What happens with food security in developing countries if climate change is rapidly accelerating? Is there any chance to decrease hunger if we adapt our societies to new climate conditions?
That’s been researched for five years by experts from the UN World Food Programme, in collaboration with British Met Office Hadley Centre’s climate scientists. As a result, they have created a Food insecurity and Climate Change index, which is a measure of how vulnerable to disruption a country’s food system is as a result of flood and drought events. An interactive map lets you explore how different emissions of global greenhouse gas impact food security in developing and least-developed countries. And how adapting to climate change can make a difference.
For example, with high degrees of emissions and no adaptation, large parts of Africa and southern Asia would become vulnerable to food insecurity by 2050 and at a very high risk 30 years later. Millions of people could be pushed into hunger and malnutrition. In this scenario a country like Venezuela is predicted to have an increased vulnerability with up to 118 percent compared to present day.
“Hopeful future depending on the choices we make”
On the other hand, if the emissions are low and there’s a high level of adaption to climate change, the situation can be improved in many areas. In Niger, a poor and hunger-stricken country, food insecurity has a chance to decrease by 21 percent in 2080, according to the index.

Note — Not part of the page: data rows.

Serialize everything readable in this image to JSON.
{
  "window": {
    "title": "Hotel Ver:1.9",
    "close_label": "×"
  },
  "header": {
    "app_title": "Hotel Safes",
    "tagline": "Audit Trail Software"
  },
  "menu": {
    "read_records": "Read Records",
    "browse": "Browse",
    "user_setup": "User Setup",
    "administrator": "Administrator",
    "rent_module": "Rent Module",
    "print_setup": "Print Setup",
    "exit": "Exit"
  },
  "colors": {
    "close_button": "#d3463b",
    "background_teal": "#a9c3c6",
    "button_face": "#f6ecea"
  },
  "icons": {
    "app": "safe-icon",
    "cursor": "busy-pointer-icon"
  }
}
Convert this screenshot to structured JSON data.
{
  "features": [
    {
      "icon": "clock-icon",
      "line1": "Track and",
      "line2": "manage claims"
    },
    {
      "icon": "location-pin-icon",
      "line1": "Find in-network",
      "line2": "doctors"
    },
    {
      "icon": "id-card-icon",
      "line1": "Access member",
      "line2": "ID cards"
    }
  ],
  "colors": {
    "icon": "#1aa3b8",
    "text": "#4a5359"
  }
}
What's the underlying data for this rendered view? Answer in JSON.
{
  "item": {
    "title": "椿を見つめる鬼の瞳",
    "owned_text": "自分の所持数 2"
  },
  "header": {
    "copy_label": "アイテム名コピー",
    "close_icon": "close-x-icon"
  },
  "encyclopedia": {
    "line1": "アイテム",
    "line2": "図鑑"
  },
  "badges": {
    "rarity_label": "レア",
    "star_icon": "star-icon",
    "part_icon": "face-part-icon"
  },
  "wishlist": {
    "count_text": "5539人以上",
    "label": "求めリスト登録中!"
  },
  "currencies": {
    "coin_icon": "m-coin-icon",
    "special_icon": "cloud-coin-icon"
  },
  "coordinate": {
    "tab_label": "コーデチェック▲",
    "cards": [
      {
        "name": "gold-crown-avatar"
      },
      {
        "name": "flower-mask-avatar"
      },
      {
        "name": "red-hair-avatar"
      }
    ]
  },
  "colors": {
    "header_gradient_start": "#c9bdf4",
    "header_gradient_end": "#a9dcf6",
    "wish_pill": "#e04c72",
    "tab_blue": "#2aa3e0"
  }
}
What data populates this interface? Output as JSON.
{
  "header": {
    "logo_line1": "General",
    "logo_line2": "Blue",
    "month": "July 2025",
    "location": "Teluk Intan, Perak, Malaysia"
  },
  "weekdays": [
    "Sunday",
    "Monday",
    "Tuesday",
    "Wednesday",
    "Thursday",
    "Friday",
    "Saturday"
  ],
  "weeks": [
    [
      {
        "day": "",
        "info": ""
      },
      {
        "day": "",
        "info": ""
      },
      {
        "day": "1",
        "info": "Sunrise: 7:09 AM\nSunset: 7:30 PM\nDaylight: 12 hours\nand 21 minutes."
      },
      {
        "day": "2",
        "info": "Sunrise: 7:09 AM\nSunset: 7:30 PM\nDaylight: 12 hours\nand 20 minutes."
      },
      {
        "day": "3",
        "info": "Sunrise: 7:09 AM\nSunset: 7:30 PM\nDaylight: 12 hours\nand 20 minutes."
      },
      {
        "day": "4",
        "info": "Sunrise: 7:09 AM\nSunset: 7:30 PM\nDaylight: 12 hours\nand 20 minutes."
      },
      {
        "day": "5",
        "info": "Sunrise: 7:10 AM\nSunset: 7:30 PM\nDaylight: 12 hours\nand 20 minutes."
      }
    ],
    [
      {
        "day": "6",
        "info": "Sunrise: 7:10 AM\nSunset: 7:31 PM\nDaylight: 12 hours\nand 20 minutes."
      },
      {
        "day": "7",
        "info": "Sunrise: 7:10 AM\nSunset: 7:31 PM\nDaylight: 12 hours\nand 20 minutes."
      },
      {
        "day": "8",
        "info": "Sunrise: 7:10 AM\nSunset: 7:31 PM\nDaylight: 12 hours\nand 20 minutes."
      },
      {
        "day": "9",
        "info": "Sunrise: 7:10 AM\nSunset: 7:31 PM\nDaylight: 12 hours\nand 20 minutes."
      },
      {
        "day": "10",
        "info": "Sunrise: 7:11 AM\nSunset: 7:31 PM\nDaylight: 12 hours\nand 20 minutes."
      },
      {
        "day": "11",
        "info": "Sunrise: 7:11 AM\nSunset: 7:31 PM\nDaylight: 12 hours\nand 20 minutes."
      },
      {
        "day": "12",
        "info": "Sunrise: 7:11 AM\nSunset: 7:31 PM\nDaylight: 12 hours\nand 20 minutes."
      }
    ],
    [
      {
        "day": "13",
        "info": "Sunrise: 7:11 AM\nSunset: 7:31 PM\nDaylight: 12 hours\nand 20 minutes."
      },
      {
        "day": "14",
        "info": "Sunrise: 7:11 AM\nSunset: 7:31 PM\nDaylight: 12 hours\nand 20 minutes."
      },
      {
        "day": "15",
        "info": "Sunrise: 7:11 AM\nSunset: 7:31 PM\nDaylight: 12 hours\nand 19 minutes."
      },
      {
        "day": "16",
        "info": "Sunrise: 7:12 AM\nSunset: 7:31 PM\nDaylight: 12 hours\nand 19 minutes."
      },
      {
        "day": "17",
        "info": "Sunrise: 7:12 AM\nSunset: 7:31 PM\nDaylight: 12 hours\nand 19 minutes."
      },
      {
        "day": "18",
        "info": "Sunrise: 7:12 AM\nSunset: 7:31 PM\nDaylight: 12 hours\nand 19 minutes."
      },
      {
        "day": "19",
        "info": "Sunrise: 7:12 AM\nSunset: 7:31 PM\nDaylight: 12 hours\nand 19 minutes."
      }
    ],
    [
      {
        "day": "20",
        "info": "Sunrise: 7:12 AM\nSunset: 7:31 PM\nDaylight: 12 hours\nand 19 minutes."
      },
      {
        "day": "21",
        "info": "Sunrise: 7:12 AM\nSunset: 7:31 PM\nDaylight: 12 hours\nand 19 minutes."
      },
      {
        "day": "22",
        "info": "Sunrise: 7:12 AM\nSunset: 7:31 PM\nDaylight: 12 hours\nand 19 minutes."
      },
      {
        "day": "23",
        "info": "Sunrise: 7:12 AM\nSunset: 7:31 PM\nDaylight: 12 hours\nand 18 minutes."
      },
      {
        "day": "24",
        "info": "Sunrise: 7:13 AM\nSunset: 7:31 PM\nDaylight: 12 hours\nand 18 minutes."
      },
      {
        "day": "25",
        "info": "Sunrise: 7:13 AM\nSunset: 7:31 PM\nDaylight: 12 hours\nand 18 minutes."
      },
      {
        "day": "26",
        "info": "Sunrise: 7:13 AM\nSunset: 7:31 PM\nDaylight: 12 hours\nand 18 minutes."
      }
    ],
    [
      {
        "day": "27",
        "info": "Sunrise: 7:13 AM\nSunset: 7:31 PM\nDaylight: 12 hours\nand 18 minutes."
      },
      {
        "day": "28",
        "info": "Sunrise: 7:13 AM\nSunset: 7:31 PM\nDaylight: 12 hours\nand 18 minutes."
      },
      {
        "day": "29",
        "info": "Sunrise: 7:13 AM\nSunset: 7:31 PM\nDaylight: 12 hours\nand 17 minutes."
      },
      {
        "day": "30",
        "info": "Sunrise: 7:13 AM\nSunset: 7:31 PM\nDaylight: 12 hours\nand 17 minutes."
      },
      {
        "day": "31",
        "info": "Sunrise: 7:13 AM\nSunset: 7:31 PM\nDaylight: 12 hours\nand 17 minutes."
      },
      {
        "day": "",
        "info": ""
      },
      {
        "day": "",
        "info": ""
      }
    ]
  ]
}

Ertharin Cousin, WFP Executive Director said in a press release, “This map paints a stark picture of how climate disasters drive hunger. This research also reveals a more hopeful future depending on the choices we make – we must help vulnerable people adapt and build their resilience to climate change, while also investing in a low carbon future.”
Climate events like droughts, hurricanes and flooding affect vulnerable people disproportionately and increase hunger by destroying land, livestock, crops and food supplies. They also make it harder for people to access food markets.
Photograph: The interactive food insecurity map is created by The Met Office Hadley Centre, UK, and WFP.